RUSHVILLE — Dear Editor:
By now, everyone in Rushville knows what the 47% refers to. This is a significant portion of the population whom presidential hopeful, Mitt Romney, has given up on because he feels these people are chained to Obama and the Democrats by ties of benefits and by avoiding taxes and so on. He insinuated these are bought votes. The leaked video has done Romney a lot of damage and fuels speculation in the liberal media that he is out of touch and a man of the rich. Whether the views are sincerely held or not, the argument plays into the hands of both the Tea Party and more damagingly the Democrats.
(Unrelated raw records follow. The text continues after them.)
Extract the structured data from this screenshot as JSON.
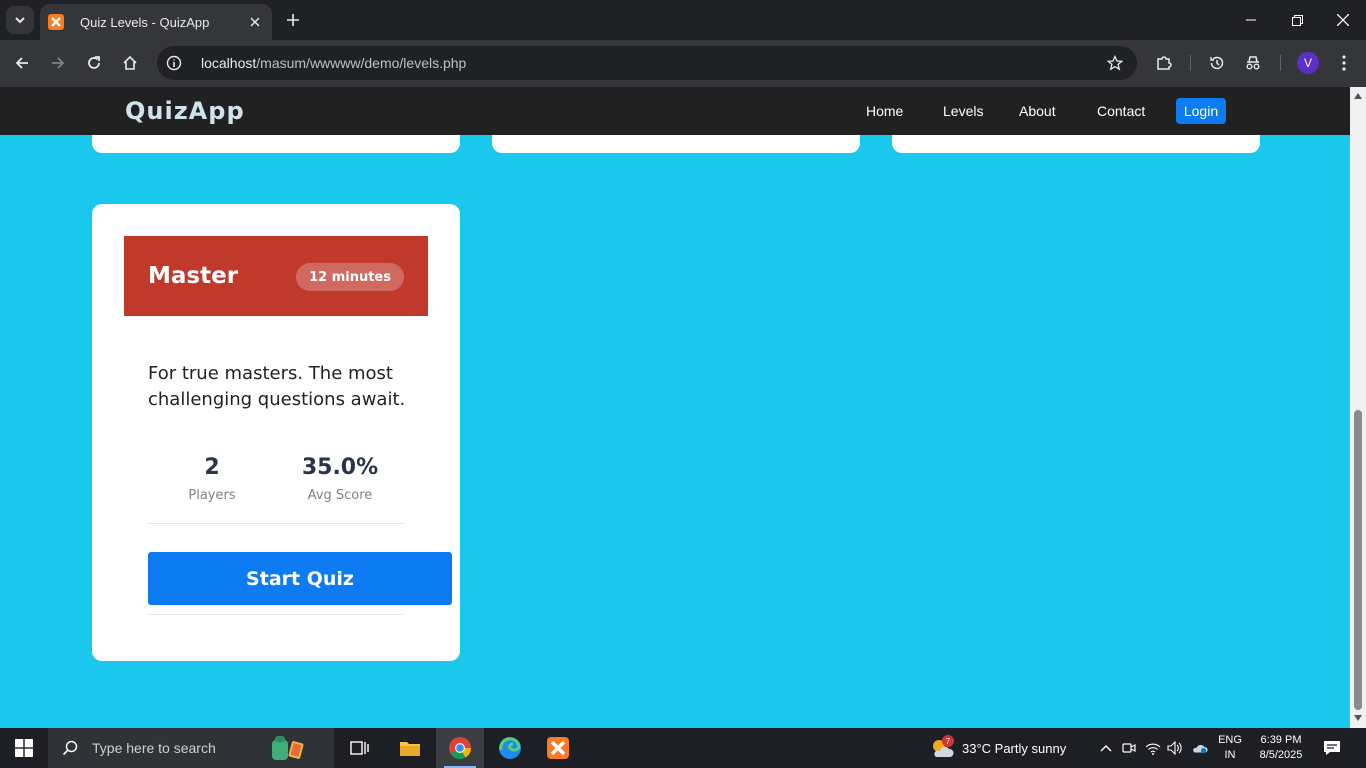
{
  "browser": {
    "tab_title": "Quiz Levels - QuizApp",
    "url_host": "localhost",
    "url_path": "/masum/wwwww/demo/levels.php",
    "profile_initial": "V"
  },
  "site": {
    "brand": "QuizApp",
    "nav": {
      "home": "Home",
      "levels": "Levels",
      "about": "About",
      "contact": "Contact",
      "login": "Login"
    }
  },
  "level_card": {
    "name": "Master",
    "duration": "12 minutes",
    "description": "For true masters. The most challenging questions await.",
    "stats": [
      {
        "value": "2",
        "label": "Players"
      },
      {
        "value": "35.0%",
        "label": "Avg Score"
      }
    ],
    "button": "Start Quiz",
    "header_color": "#c0392b"
  },
  "taskbar": {
    "search_placeholder": "Type here to search",
    "weather_badge": "7",
    "weather": "33°C  Partly sunny",
    "lang_line1": "ENG",
    "lang_line2": "IN",
    "time": "6:39 PM",
    "date": "8/5/2025"
  },
  "colors": {
    "page_background": "#1ac8ee",
    "navbar": "#212121",
    "primary_button": "#0d7cf2"
  }
}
Let’s ignore the latter and look at how these remarks have outraged and demoralized many Republicans. Peggy Noonan of the Wall Street Journal has summed the mood up by saying “I think there is a broad and growing feeling now, among Republicans, that this thing is slipping out of Romney’s hands.” The problem is not just the gaffs, but the lack of solutions to the problems at hand. Elections are never won by attacking, but by offering hope and ideas as well as an air of confidence in a person to lead. Sure, it does not always work out, look at how Obama has betrayed the hopes of his supporters. With such a failure, the Grand Old Party’s candidate should be making mincemeat out of him. Truth is, he’s not.
The 47% and Tax
Jeff Madrick of the Roosevelt Institute has pointed out that Romney’s stats were not even right. Tax is an emotive issue to the public, whether it is a feeling the rich pay too little or that not enough lower wage people pay any tax. The truth is, when social security, Medicare, sales taxes and so on are included a large number of people pay some kind of tax or other. The vast majority paid more as a percentage of their income in taxes than Romney did. If Romney wants to represent the GOP he needs to be above such poor assertions. Investigations into lower incomes, according to Madrick, proves that they have risen very slowly, especially compared to the increases in already higher incomes.